Through Jan. 29, Seattle Repertory Theatre, Seattle Center; $17-$52 (206-443-2222 or seattlerep.org).
“Woody Sez” is a buoyant introduction to Guthrie, and a reminder that early 20th-century American populism was a very different kettle of vittles from today’s brand. But it is also formulaic and fairly bland, in relation to a Rep season that is relying more on imported talent and joint productions instead of fresh, homegrown material that speaks to current burning concerns.
Most Read Entertainment Stories
- No plan for Smollett to do follow-up police interview Monday
- Trivia: Surprising facts about each U.S. president
- Burien rapper Travis Thompson signs major-label deal with Epic Records
- These books-turned-movies — including 'Where'd You Go, Bernadette' — are coming to screens near you
- 6 movies open Feb. 15; our reviewers weigh in
Like Guthrie, in his peripatetic days in the Great Depression, “Woody Sez” has been around — successfully touring the U.S. and internationally since premiering at the Edinburgh Fringe Festival in 2007.
On a stage simply dressed with photos of Guthrie and his territory, the basic format is much like previous docu-musical revues the Rep has hosted.
The four-member cast, led by co-creator David M. Lutken, figuratively transforms the Rep mainstage into a front porch hootenanny, greeting the audience with romping bluegrass tunes played live on fiddles, guitar, banjo, mandolin, et al. Soon the lanky, drawling Lutken charmingly assumes the role of Woody, establishing from the get-go that even during a national radio broadcast at “Rockyfeller” Center’s swanky Rainbow Room, the man never lost his homespun manner or advocacy for social justice.
In tunes like the recurring “Tom Joad’s Blues” (based on John Steinbeck’s “The Grapes of Wrath”), Guthrie sang of the poor and exploited working people he knew in his youth and on the road in the Dust Bowl, and felt deeply for.
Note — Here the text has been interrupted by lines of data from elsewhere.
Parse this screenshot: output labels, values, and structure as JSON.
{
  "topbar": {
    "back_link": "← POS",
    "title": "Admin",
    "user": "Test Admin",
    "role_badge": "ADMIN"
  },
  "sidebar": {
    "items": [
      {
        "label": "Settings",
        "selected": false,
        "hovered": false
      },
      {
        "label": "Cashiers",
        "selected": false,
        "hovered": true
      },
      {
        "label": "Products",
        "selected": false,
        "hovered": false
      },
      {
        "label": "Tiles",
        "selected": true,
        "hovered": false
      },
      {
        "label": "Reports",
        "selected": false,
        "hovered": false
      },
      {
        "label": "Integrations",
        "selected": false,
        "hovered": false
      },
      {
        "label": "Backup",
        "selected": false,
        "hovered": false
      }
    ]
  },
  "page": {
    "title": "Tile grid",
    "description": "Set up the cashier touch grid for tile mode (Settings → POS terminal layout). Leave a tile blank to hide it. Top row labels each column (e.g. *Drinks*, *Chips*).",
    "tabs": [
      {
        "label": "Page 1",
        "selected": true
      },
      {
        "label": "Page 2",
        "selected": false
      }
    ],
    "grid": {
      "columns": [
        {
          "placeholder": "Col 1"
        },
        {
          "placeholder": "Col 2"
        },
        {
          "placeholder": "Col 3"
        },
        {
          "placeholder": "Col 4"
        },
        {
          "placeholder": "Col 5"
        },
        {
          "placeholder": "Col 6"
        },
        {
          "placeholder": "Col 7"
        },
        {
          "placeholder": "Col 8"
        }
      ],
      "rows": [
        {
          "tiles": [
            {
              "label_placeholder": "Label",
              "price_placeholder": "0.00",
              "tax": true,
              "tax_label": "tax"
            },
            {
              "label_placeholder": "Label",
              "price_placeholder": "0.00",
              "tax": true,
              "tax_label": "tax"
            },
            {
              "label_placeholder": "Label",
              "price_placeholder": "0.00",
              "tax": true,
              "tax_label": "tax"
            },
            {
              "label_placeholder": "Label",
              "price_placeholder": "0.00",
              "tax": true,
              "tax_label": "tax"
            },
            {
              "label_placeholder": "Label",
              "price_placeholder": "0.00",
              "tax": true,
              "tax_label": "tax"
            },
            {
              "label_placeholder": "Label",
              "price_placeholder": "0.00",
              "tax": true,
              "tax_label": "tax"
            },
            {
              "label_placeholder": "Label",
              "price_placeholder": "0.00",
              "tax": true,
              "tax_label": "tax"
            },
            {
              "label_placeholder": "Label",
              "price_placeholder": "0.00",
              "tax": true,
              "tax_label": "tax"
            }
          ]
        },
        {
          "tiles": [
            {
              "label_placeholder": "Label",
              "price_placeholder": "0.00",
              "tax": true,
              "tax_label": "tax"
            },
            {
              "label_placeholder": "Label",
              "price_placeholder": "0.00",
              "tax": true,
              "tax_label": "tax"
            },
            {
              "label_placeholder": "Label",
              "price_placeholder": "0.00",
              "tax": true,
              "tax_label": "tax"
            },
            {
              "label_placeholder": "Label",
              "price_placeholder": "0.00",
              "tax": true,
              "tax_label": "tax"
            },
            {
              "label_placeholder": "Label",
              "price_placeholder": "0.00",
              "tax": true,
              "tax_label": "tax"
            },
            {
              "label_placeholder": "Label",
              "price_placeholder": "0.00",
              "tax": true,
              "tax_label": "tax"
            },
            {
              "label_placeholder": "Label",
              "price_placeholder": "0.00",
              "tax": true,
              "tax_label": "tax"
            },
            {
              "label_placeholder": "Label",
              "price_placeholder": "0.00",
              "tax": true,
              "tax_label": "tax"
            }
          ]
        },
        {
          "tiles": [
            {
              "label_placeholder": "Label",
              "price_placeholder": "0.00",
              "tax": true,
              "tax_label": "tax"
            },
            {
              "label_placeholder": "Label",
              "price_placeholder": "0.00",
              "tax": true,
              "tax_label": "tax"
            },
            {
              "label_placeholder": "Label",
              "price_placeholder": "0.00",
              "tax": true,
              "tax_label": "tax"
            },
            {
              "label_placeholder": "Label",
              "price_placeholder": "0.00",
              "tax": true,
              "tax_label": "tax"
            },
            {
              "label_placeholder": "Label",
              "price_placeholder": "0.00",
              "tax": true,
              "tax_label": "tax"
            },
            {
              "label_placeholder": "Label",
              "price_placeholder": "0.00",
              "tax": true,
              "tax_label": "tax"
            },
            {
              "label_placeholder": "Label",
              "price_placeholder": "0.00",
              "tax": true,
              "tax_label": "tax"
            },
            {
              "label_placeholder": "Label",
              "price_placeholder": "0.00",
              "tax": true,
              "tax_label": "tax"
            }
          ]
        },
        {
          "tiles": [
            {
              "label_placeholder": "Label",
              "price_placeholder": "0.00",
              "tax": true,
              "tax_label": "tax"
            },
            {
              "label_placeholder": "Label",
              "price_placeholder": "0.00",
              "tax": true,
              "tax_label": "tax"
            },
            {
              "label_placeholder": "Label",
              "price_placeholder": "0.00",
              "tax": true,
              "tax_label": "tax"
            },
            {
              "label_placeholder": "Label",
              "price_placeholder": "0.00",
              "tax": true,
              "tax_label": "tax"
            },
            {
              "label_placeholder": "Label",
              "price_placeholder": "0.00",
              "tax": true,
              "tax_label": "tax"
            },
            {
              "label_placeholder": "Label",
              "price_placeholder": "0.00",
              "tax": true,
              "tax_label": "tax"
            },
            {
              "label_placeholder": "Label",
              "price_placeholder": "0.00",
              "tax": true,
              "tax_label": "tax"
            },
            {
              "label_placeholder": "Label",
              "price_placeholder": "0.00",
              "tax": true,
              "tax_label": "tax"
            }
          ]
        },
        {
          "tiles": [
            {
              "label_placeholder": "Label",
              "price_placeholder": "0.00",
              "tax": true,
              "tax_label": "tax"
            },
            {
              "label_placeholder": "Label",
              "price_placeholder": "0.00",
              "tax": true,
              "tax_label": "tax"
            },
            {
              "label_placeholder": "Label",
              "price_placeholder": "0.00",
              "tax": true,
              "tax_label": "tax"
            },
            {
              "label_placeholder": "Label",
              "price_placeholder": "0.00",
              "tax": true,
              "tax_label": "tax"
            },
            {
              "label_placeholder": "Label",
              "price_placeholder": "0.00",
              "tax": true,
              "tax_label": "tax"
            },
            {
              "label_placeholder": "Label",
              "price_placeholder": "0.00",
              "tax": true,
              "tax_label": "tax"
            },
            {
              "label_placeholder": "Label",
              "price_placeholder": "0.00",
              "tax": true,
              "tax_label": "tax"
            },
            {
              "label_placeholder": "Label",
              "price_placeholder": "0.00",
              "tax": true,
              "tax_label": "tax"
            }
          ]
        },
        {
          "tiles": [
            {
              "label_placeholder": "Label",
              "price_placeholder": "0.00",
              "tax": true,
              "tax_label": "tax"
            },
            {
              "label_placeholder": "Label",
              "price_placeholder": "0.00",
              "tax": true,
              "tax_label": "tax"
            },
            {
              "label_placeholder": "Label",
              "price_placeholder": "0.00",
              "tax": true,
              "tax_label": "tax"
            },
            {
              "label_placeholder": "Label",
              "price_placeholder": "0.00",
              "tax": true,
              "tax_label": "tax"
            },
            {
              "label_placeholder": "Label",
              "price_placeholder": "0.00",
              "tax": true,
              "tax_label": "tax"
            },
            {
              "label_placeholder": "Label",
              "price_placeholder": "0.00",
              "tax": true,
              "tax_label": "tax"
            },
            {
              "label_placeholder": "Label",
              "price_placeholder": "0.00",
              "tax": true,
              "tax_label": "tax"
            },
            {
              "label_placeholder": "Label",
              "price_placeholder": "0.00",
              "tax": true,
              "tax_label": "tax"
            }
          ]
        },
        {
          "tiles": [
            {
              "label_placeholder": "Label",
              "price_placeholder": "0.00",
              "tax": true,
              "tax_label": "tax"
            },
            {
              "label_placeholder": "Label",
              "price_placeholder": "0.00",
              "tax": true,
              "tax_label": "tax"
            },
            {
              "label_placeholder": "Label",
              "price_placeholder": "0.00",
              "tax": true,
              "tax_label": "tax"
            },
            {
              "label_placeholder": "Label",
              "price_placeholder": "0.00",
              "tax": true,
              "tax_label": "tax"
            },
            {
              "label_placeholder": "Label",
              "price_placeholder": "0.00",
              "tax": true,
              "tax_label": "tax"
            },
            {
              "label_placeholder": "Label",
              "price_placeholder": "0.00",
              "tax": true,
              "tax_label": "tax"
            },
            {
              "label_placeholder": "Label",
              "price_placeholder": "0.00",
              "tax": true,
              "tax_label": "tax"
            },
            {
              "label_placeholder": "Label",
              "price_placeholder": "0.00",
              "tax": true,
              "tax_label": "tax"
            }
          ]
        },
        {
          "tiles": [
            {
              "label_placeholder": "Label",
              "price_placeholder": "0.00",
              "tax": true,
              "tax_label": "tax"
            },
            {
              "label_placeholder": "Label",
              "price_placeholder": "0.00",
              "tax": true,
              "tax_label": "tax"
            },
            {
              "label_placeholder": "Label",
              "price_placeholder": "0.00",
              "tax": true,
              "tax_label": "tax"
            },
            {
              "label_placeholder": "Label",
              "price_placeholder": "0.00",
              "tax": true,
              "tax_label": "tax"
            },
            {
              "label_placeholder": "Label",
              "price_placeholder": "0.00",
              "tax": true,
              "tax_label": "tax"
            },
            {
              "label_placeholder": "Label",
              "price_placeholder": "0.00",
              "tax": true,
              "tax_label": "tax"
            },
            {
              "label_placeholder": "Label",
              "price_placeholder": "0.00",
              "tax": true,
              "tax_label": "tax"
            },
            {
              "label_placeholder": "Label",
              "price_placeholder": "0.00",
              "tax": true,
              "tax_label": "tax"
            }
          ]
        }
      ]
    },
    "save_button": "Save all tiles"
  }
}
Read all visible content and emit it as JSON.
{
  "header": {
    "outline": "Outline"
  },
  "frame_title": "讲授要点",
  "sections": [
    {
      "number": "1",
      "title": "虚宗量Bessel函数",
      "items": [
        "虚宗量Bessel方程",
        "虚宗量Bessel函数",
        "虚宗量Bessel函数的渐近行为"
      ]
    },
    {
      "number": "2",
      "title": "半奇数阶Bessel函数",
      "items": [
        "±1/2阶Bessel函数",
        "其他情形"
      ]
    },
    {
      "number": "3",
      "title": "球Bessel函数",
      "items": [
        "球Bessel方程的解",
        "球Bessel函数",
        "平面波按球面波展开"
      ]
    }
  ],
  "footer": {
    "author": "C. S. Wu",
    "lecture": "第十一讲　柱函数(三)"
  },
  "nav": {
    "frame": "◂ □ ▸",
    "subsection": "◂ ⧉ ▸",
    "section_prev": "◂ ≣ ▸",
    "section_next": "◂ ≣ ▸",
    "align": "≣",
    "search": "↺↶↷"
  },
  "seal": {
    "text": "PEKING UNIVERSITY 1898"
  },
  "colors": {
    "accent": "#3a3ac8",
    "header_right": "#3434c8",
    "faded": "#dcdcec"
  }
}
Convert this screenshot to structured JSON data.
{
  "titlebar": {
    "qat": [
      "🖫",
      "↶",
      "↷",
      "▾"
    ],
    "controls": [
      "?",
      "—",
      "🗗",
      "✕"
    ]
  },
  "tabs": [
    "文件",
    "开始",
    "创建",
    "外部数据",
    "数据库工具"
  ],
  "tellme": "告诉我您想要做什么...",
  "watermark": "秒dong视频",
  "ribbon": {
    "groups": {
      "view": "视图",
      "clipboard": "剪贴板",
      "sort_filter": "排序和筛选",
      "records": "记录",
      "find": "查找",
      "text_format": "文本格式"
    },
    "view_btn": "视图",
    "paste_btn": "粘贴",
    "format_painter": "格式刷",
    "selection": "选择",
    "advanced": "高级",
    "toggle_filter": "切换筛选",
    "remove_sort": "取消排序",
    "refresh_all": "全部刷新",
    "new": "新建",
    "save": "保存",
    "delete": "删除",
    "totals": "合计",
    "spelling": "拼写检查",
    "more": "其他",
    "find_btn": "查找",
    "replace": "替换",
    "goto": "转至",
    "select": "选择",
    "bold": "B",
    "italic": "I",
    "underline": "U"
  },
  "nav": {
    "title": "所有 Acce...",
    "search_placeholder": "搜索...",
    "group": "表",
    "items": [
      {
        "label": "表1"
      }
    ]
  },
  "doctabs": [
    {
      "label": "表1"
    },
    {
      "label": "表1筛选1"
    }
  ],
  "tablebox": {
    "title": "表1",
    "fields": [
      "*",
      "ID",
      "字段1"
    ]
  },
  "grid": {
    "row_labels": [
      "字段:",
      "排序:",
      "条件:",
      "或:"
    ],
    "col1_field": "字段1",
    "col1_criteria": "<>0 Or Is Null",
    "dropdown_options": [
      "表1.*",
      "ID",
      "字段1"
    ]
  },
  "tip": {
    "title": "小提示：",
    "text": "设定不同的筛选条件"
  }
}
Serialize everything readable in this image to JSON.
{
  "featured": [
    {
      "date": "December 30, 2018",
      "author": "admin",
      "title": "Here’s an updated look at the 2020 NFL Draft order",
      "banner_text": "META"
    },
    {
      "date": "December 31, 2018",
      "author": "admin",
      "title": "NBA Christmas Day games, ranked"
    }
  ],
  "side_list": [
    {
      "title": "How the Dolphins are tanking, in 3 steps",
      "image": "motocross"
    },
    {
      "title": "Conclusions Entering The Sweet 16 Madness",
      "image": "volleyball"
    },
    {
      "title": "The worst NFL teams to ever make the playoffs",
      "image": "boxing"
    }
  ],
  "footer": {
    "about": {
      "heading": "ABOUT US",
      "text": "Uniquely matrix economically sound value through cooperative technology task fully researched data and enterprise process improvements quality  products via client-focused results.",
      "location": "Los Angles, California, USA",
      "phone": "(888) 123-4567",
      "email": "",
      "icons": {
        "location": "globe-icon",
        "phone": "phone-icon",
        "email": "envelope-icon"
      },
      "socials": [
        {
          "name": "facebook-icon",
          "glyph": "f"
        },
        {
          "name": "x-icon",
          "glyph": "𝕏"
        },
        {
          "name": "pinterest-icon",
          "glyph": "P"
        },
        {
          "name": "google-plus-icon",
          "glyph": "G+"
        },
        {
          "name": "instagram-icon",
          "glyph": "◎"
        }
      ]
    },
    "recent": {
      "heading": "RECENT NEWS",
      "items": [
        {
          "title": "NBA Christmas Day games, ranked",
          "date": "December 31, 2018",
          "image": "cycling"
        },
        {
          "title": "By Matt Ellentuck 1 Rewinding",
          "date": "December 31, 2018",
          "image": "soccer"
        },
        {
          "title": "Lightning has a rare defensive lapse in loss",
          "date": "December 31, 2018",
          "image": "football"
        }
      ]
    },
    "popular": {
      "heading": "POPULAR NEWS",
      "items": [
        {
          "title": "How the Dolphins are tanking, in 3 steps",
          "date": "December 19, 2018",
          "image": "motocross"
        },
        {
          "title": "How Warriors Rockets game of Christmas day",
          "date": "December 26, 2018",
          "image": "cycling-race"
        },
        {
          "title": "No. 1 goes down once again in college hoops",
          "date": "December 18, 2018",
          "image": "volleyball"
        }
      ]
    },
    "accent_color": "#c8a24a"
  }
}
Drawing from letters, essays, newspaper columns, the semi-fictionalized autobiography “Bound for Glory” and other writings, “Woody Sez” takes a two-hour, ambling freight train ride through Guthrie’s tragedy-scarred childhood, his hobo travels and World War II stint with the Merchant Marine, ending up in his final years as a rediscovered folk hero in Brooklyn with his family (including future troubadour son Arlo), enduring the hereditary horrors of Huntington’s disease.
“All you can write is what you see,” Guthrie declared, and what he saw made him champion the poor and powerless over the wealthy and oppressive, but not without cracker-barrel wit and a wicked sense of fun. (He was unschooled, but no naif.)
The show features some two dozen Guthrie tunes (“Pastures of Plenty,” “So Long It’s Been Good to Know Ya,” the less-familiar “Curly Headed Baby” and “Vigilante Man”). Lutken is easily the best singer in the cast, but his cohorts (David Finch and co-creators Darcie Deaville and Helen Jean Russell) harmonize and instrumentalize with gusto.
Ecocatastrophe, wide income disparity, homelessness, inequality — all these were part of the landscape of Guthrie’s America, and today’s. But joining in a nostalgic singalong to “Union Maid,” one wonders how Seattle’s gifted young musical-theater artists might reinterpret and re-contextualize his songs, finding the parallels and differences in a time when a populist movement cheers on Trump rather than rooting for FDR.
That would be a different show, of course. But it’s the sort of thing Seattle Rep has the platform and the talent pool to tackle. So why not?